*** Opening of Data extracts ***

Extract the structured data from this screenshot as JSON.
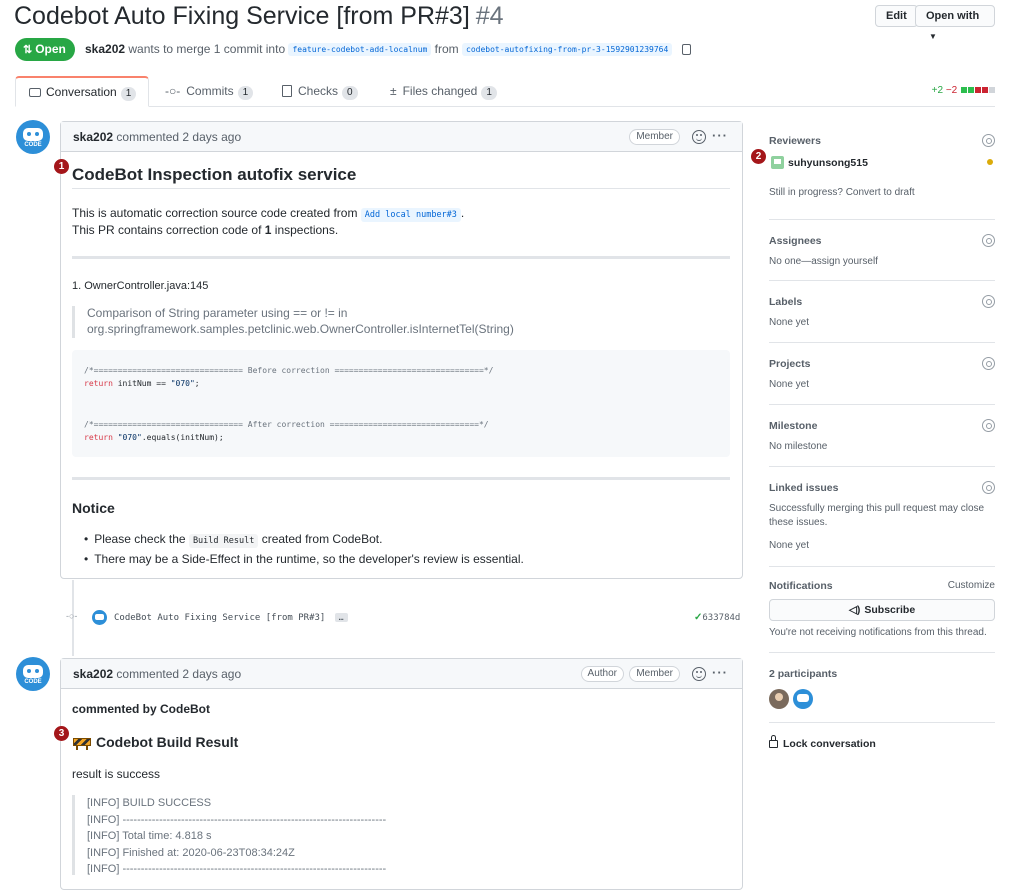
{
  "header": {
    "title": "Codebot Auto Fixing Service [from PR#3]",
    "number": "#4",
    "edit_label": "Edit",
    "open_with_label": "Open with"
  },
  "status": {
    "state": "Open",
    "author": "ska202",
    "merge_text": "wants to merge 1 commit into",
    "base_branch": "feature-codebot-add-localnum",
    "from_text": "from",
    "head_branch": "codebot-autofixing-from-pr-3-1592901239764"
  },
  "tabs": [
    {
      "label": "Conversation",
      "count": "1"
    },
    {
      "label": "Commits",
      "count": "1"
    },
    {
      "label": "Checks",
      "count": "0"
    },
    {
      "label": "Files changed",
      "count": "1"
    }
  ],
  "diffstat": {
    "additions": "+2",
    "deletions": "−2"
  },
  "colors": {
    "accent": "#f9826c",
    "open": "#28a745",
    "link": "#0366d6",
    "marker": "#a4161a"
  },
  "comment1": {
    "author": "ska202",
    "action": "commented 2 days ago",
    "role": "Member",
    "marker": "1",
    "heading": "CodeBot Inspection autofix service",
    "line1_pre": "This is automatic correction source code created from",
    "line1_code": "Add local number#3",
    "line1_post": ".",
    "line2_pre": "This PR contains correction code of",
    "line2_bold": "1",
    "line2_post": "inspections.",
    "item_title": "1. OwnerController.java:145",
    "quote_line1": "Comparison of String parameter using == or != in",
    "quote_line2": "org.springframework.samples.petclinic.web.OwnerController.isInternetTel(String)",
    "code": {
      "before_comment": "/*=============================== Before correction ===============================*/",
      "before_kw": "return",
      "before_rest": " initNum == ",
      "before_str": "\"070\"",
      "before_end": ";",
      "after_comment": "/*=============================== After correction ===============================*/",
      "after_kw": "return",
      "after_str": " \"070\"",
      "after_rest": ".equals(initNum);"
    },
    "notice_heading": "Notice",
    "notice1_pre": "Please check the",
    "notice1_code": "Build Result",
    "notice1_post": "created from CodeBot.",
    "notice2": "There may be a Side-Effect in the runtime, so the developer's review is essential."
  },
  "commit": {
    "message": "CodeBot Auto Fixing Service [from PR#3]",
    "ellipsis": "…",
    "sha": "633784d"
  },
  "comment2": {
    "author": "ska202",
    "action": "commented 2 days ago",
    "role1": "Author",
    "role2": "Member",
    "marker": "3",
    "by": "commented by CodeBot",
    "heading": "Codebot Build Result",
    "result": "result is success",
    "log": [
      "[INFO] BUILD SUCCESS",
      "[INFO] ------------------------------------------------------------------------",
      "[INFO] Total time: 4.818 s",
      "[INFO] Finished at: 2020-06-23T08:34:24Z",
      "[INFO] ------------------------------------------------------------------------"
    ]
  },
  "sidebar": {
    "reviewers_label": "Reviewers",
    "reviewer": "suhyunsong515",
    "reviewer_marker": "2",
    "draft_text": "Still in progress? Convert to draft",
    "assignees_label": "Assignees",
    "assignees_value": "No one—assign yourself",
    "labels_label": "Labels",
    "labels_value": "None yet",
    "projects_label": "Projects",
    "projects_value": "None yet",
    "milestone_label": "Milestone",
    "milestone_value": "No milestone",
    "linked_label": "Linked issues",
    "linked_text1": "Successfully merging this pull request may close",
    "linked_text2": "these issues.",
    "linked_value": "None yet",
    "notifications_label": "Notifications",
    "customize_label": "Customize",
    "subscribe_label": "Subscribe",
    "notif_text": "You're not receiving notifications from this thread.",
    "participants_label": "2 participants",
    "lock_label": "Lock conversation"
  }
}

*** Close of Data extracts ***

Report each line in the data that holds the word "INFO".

      "[INFO] BUILD SUCCESS",
      "[INFO] ------------------------------------------------------------------------",
      "[INFO] Total time: 4.818 s",
      "[INFO] Finished at: 2020-06-23T08:34:24Z",
      "[INFO] ------------------------------------------------------------------------"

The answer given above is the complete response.